Argentina’s president Cristina Fernandez de Kirchner has reversed a government decision to organize a “multi-religious ceremony” and will instead attend the traditional Te Deum ceremony, which commemorates important political changes that took place in Buenos Aires on May 25, 1810.
The reversal by Kirchner came after widespread criticism and the opposition of Archbishop Mario Cargnello of Salta to replace the Te Deum with a new ceremony, “breaking a tradition that dates back to 1810.”
Archbishop Cargnello said, “The Church is committed to ecumenism,” and that representatives of other religious would participate in the Te Deum.
The president of campus ministry in Buenos Aires, Father Guillermo Marco, said that although the ceremony will go forward, the government’s proposal to move the traditional ceremony to another city reveals “a profound ignorance of what is being celebrated,” as May 25 marks events that took place specifically in Buenos Aires, when there was still no national government.

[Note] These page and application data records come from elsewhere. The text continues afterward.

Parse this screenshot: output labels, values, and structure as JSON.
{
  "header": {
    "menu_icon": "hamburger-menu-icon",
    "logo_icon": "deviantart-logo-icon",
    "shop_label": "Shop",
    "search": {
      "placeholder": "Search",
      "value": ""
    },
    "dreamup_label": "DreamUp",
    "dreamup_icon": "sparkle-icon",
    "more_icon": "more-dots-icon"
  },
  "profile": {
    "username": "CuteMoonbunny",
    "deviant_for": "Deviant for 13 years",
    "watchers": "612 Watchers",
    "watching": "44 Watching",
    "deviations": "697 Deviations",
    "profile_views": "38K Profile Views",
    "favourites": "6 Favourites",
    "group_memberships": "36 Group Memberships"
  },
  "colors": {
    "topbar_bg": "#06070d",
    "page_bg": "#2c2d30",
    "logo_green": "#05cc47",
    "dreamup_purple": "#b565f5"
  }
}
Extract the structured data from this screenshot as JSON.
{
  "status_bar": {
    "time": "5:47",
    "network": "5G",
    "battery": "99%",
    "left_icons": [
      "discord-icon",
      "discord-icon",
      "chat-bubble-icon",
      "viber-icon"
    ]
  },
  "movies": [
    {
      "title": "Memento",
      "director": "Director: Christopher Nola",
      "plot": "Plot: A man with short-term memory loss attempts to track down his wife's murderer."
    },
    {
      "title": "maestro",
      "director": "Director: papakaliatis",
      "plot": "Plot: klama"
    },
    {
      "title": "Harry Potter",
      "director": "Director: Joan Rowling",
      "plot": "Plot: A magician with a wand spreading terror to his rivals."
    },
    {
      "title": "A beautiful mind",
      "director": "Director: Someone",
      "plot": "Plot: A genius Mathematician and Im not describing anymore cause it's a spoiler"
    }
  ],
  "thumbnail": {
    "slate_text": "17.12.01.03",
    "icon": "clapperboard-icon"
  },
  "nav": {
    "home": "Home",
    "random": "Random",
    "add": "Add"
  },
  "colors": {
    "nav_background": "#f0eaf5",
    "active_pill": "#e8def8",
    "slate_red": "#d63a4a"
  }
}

Some government officials said there was “no reason to sit down (in the Cathedral of Buenos Aires) to listen to [Cardinal] Bergoglio challenge them,” and in order to avoid possible criticism, they decided to hold the ceremony in Salta. However, they don’t know “what Archbishop Cargnello will say,” the prelate noted.
Argentinean historian Jose Ignacio Garcia Hamilton also weighed in on the controversy, saying, “May 25 is a Buenos Aires holiday. It does not have national import.” “The Te Deum has always been held in the capital. Now they want to move it to Salta because Kirchner is always trying to make new enemies,” he said.